***** Entries supplied
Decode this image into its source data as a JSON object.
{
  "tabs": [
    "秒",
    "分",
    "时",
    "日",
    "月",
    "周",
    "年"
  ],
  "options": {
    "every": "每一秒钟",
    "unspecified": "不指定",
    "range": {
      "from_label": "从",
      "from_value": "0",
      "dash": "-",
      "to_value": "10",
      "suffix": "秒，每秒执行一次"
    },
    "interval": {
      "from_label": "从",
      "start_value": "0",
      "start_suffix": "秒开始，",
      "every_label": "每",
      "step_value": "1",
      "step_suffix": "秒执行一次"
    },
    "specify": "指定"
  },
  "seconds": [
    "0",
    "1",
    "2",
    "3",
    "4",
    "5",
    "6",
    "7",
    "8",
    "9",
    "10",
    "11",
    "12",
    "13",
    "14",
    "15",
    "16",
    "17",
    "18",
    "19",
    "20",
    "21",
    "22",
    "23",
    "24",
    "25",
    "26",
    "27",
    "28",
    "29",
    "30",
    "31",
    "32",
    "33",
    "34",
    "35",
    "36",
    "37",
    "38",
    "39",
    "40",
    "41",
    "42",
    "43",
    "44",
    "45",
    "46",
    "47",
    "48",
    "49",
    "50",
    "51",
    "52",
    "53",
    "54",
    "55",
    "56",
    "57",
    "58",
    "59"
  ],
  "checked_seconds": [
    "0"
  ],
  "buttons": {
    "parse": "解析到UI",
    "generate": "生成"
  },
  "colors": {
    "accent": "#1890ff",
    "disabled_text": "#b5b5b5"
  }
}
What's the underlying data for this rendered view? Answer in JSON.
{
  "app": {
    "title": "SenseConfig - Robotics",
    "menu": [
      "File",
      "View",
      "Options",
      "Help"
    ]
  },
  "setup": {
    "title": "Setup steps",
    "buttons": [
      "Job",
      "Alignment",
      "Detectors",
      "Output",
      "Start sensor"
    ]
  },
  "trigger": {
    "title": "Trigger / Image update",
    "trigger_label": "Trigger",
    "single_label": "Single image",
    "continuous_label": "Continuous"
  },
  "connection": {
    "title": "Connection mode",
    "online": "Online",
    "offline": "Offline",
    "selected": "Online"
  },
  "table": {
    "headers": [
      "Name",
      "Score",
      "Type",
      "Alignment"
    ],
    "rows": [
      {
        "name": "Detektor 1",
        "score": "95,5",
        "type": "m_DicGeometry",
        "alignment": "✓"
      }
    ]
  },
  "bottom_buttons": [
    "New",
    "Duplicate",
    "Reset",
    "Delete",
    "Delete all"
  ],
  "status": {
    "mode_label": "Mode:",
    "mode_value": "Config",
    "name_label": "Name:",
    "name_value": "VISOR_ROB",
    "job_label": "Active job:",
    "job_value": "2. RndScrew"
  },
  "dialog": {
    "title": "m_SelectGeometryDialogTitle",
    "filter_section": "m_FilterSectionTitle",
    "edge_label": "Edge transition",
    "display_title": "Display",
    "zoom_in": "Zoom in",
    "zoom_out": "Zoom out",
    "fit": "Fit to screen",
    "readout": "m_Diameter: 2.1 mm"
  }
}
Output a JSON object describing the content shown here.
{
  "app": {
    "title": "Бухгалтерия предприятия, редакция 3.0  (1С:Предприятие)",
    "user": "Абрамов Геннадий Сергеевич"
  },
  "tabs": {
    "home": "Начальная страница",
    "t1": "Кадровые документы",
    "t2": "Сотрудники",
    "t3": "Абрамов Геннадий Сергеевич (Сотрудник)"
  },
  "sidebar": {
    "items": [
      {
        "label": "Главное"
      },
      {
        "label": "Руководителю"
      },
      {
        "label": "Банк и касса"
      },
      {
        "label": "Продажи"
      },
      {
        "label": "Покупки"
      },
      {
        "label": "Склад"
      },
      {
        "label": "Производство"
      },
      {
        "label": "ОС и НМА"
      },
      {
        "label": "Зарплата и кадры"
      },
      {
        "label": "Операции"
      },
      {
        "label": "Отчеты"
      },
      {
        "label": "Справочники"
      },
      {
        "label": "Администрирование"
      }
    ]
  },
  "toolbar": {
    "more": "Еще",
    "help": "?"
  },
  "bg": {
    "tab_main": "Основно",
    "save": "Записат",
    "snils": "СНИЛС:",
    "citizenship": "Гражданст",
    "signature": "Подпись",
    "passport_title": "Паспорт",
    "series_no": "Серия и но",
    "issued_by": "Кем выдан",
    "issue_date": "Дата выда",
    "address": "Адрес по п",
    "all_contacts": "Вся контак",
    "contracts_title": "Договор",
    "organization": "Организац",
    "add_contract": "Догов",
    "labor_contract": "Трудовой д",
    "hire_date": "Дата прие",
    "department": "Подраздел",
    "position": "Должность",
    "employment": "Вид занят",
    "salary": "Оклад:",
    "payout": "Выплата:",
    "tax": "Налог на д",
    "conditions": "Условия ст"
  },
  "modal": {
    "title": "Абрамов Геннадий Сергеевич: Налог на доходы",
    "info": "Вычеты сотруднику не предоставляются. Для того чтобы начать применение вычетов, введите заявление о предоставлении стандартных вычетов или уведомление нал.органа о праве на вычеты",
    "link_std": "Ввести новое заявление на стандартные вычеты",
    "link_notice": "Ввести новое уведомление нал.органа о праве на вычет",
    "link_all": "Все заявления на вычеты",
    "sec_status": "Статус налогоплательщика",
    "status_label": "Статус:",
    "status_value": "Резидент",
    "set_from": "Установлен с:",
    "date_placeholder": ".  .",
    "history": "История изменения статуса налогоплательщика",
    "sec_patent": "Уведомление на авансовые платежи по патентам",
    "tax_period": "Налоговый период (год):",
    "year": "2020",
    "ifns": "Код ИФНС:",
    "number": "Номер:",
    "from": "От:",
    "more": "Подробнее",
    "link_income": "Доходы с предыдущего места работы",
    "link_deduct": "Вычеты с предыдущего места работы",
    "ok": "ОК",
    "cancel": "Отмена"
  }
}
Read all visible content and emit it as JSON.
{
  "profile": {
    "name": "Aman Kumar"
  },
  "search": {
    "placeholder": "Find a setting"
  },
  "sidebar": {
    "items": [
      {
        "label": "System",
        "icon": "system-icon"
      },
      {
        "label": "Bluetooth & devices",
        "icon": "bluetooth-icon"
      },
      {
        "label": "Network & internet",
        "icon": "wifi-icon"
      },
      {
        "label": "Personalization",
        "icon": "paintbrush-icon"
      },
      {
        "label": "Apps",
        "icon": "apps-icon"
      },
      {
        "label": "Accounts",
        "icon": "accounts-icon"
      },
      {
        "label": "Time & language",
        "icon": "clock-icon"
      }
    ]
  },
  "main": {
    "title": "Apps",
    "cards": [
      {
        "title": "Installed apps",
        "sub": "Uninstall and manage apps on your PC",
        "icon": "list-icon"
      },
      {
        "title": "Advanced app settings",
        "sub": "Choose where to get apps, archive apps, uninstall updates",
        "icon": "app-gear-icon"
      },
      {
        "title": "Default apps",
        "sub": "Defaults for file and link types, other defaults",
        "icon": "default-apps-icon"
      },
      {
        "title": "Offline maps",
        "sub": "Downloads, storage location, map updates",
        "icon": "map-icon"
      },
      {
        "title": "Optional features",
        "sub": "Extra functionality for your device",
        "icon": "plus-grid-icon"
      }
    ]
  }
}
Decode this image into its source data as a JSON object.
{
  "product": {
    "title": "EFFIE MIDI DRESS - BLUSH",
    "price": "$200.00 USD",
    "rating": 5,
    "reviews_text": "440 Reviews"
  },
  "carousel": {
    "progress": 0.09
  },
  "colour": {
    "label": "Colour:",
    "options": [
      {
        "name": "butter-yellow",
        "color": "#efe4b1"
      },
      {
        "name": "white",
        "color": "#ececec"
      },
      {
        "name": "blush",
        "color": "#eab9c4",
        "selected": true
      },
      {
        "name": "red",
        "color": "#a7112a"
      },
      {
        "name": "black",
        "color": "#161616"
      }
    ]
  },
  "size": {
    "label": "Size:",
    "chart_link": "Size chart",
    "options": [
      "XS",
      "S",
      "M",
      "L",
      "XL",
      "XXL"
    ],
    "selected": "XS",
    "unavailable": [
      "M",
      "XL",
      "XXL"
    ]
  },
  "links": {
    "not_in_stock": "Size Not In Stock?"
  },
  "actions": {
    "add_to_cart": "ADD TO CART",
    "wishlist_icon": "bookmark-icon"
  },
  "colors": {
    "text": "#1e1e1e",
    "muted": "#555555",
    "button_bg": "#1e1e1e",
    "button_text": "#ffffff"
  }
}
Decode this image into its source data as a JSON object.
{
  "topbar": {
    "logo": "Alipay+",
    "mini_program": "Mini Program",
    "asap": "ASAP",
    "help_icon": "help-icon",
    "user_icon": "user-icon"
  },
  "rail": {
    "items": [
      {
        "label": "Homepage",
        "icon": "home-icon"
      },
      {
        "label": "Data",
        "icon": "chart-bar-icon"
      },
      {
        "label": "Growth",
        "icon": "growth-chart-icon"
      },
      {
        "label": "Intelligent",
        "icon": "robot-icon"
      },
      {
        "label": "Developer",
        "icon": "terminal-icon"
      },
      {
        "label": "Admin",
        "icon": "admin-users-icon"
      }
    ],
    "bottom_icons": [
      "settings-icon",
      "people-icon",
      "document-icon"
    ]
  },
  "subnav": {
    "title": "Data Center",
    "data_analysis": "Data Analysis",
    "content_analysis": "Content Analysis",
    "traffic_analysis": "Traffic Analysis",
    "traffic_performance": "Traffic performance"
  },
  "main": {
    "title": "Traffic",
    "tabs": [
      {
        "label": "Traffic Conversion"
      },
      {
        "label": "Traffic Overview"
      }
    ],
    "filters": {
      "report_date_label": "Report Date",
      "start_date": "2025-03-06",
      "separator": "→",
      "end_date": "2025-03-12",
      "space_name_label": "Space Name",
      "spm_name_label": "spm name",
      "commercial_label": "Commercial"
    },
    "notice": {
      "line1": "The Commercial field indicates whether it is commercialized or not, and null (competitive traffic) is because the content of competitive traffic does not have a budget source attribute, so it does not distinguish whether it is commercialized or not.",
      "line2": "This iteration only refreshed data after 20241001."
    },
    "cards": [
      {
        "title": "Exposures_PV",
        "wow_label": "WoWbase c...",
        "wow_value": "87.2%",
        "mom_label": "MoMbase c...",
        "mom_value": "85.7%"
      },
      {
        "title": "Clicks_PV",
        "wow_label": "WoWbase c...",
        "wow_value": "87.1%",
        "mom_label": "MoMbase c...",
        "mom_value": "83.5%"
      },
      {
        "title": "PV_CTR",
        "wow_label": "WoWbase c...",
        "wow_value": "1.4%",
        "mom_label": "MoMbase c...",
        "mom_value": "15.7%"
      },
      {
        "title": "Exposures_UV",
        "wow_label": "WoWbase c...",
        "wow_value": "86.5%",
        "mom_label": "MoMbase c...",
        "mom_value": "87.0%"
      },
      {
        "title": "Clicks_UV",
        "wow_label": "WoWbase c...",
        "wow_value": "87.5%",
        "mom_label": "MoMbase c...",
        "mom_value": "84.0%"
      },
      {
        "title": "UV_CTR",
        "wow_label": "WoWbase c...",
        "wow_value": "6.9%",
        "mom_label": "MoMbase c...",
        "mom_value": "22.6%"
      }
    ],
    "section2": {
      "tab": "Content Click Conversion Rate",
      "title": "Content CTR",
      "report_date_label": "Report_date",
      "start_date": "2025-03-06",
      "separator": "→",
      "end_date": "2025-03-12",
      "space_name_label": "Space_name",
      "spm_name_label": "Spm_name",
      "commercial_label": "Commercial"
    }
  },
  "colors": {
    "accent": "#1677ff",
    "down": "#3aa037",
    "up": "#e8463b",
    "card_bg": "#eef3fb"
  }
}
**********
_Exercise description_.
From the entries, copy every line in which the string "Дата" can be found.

_Reply_.
    "issue_date": "Дата выда",
    "hire_date": "Дата прие",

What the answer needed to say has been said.